━━━━━ Data excerpts

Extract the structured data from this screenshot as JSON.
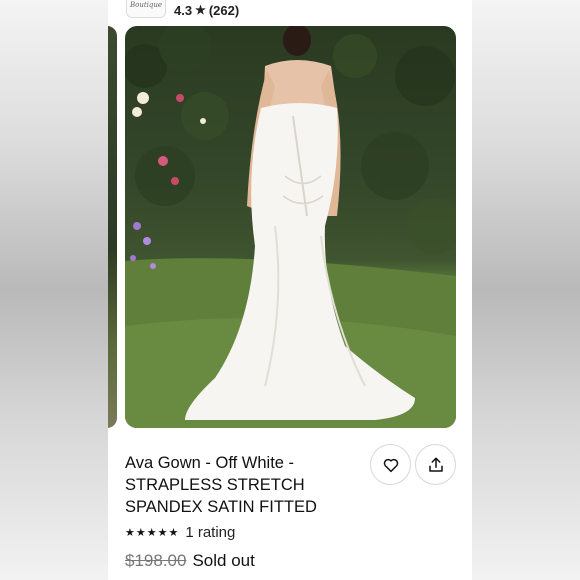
{
  "shop": {
    "logo_text": "Boutique",
    "rating": "4.3",
    "rating_count": "(262)"
  },
  "listing": {
    "title": "Ava Gown - Off White - STRAPLESS STRETCH SPANDEX SATIN FITTED",
    "stars": "★★★★★",
    "rating_label": "1 rating",
    "original_price": "$198.00",
    "status": "Sold out"
  },
  "icons": {
    "like": "heart-icon",
    "share": "share-icon",
    "star": "star-icon"
  },
  "colors": {
    "text": "#111111",
    "muted": "#777777",
    "border": "#d8d8d8"
  }
}
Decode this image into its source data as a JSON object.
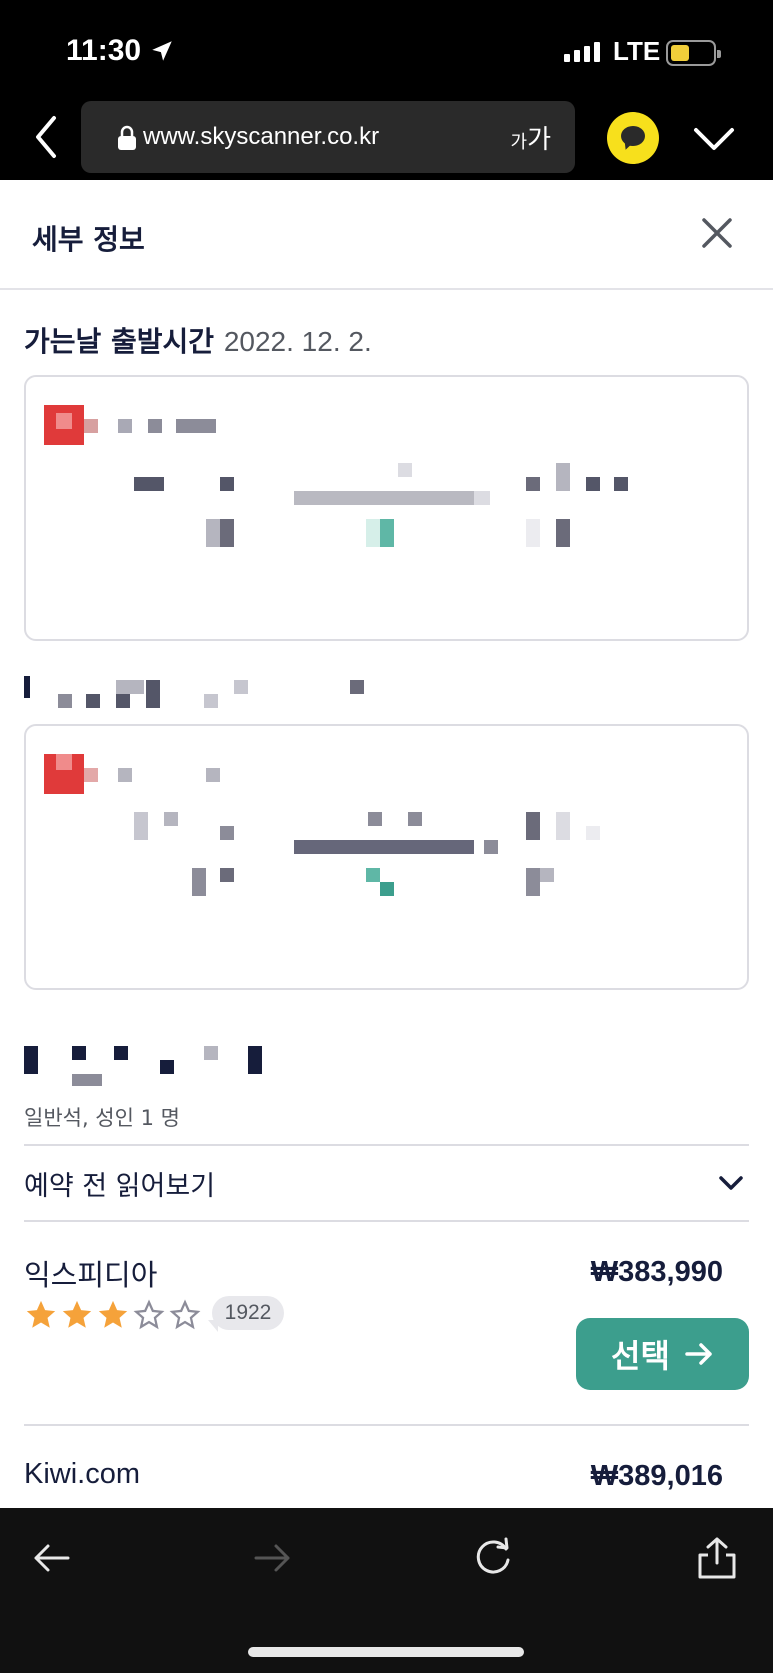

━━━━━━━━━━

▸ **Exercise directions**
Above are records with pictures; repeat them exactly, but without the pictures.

▸ **Exercise output**
Extract the structured data from this screenshot as JSON.
{
  "shop": {
    "logo_text": "Boutique",
    "rating": "4.3",
    "rating_count": "(262)"
  },
  "listing": {
    "title": "Ava Gown - Off White - STRAPLESS STRETCH SPANDEX SATIN FITTED",
    "stars": "★★★★★",
    "rating_label": "1 rating",
    "original_price": "$198.00",
    "status": "Sold out"
  },
  "icons": {
    "like": "heart-icon",
    "share": "share-icon",
    "star": "star-icon"
  },
  "colors": {
    "text": "#111111",
    "muted": "#777777",
    "border": "#d8d8d8"
  }
}
Decode this image into its source data as a JSON object.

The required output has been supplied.